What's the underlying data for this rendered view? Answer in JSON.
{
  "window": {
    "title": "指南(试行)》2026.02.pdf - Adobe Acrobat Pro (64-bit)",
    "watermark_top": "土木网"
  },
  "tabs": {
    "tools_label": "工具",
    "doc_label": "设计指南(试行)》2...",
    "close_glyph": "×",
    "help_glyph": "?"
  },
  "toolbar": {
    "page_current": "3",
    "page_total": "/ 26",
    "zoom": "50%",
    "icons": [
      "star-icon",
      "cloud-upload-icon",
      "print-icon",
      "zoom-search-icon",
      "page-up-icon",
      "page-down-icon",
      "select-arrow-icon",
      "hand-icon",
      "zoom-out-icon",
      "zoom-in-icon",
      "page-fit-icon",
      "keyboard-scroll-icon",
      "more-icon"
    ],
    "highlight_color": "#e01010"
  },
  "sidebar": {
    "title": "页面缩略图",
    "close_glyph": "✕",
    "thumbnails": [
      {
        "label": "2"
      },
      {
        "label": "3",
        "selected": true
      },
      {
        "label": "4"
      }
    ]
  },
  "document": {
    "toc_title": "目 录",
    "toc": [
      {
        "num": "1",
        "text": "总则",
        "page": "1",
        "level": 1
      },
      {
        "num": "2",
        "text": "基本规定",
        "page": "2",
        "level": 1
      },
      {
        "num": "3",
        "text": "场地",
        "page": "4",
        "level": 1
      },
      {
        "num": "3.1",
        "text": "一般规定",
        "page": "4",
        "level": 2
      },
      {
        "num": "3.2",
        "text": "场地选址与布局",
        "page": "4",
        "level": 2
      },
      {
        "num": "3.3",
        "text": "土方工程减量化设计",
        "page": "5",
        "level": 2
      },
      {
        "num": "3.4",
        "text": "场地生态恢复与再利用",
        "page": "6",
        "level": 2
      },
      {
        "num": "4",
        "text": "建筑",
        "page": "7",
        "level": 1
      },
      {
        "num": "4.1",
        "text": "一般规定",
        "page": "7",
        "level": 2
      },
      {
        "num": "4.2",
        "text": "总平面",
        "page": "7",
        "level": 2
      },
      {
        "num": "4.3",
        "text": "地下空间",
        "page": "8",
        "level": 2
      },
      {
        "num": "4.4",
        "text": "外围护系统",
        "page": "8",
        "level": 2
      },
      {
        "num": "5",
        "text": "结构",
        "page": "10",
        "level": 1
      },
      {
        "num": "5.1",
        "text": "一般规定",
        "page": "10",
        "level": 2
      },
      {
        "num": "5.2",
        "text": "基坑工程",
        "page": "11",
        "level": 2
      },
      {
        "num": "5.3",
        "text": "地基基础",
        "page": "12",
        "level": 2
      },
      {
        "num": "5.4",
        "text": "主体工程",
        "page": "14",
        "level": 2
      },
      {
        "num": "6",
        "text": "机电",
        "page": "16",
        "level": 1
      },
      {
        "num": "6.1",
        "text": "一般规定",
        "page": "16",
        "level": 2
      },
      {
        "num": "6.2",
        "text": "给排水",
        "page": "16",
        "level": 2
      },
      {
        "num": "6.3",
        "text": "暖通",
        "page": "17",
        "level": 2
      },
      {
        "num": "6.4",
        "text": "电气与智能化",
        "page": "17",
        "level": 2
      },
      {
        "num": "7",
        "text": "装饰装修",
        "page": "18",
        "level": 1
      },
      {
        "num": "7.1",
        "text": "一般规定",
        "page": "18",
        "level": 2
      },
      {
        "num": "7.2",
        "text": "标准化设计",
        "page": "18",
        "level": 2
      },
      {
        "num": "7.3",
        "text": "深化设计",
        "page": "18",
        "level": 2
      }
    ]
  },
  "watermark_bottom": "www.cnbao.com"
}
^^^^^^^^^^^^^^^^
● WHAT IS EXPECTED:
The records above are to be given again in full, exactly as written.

● ANSWER TO THIS PROBLEM:
What's the underlying data for this rendered view? Answer in JSON.
{
  "window": {
    "title": "指南(试行)》2026.02.pdf - Adobe Acrobat Pro (64-bit)",
    "watermark_top": "土木网"
  },
  "tabs": {
    "tools_label": "工具",
    "doc_label": "设计指南(试行)》2...",
    "close_glyph": "×",
    "help_glyph": "?"
  },
  "toolbar": {
    "page_current": "3",
    "page_total": "/ 26",
    "zoom": "50%",
    "icons": [
      "star-icon",
      "cloud-upload-icon",
      "print-icon",
      "zoom-search-icon",
      "page-up-icon",
      "page-down-icon",
      "select-arrow-icon",
      "hand-icon",
      "zoom-out-icon",
      "zoom-in-icon",
      "page-fit-icon",
      "keyboard-scroll-icon",
      "more-icon"
    ],
    "highlight_color": "#e01010"
  },
  "sidebar": {
    "title": "页面缩略图",
    "close_glyph": "✕",
    "thumbnails": [
      {
        "label": "2"
      },
      {
        "label": "3",
        "selected": true
      },
      {
        "label": "4"
      }
    ]
  },
  "document": {
    "toc_title": "目 录",
    "toc": [
      {
        "num": "1",
        "text": "总则",
        "page": "1",
        "level": 1
      },
      {
        "num": "2",
        "text": "基本规定",
        "page": "2",
        "level": 1
      },
      {
        "num": "3",
        "text": "场地",
        "page": "4",
        "level": 1
      },
      {
        "num": "3.1",
        "text": "一般规定",
        "page": "4",
        "level": 2
      },
      {
        "num": "3.2",
        "text": "场地选址与布局",
        "page": "4",
        "level": 2
      },
      {
        "num": "3.3",
        "text": "土方工程减量化设计",
        "page": "5",
        "level": 2
      },
      {
        "num": "3.4",
        "text": "场地生态恢复与再利用",
        "page": "6",
        "level": 2
      },
      {
        "num": "4",
        "text": "建筑",
        "page": "7",
        "level": 1
      },
      {
        "num": "4.1",
        "text": "一般规定",
        "page": "7",
        "level": 2
      },
      {
        "num": "4.2",
        "text": "总平面",
        "page": "7",
        "level": 2
      },
      {
        "num": "4.3",
        "text": "地下空间",
        "page": "8",
        "level": 2
      },
      {
        "num": "4.4",
        "text": "外围护系统",
        "page": "8",
        "level": 2
      },
      {
        "num": "5",
        "text": "结构",
        "page": "10",
        "level": 1
      },
      {
        "num": "5.1",
        "text": "一般规定",
        "page": "10",
        "level": 2
      },
      {
        "num": "5.2",
        "text": "基坑工程",
        "page": "11",
        "level": 2
      },
      {
        "num": "5.3",
        "text": "地基基础",
        "page": "12",
        "level": 2
      },
      {
        "num": "5.4",
        "text": "主体工程",
        "page": "14",
        "level": 2
      },
      {
        "num": "6",
        "text": "机电",
        "page": "16",
        "level": 1
      },
      {
        "num": "6.1",
        "text": "一般规定",
        "page": "16",
        "level": 2
      },
      {
        "num": "6.2",
        "text": "给排水",
        "page": "16",
        "level": 2
      },
      {
        "num": "6.3",
        "text": "暖通",
        "page": "17",
        "level": 2
      },
      {
        "num": "6.4",
        "text": "电气与智能化",
        "page": "17",
        "level": 2
      },
      {
        "num": "7",
        "text": "装饰装修",
        "page": "18",
        "level": 1
      },
      {
        "num": "7.1",
        "text": "一般规定",
        "page": "18",
        "level": 2
      },
      {
        "num": "7.2",
        "text": "标准化设计",
        "page": "18",
        "level": 2
      },
      {
        "num": "7.3",
        "text": "深化设计",
        "page": "18",
        "level": 2
      }
    ]
  },
  "watermark_bottom": "www.cnbao.com"
}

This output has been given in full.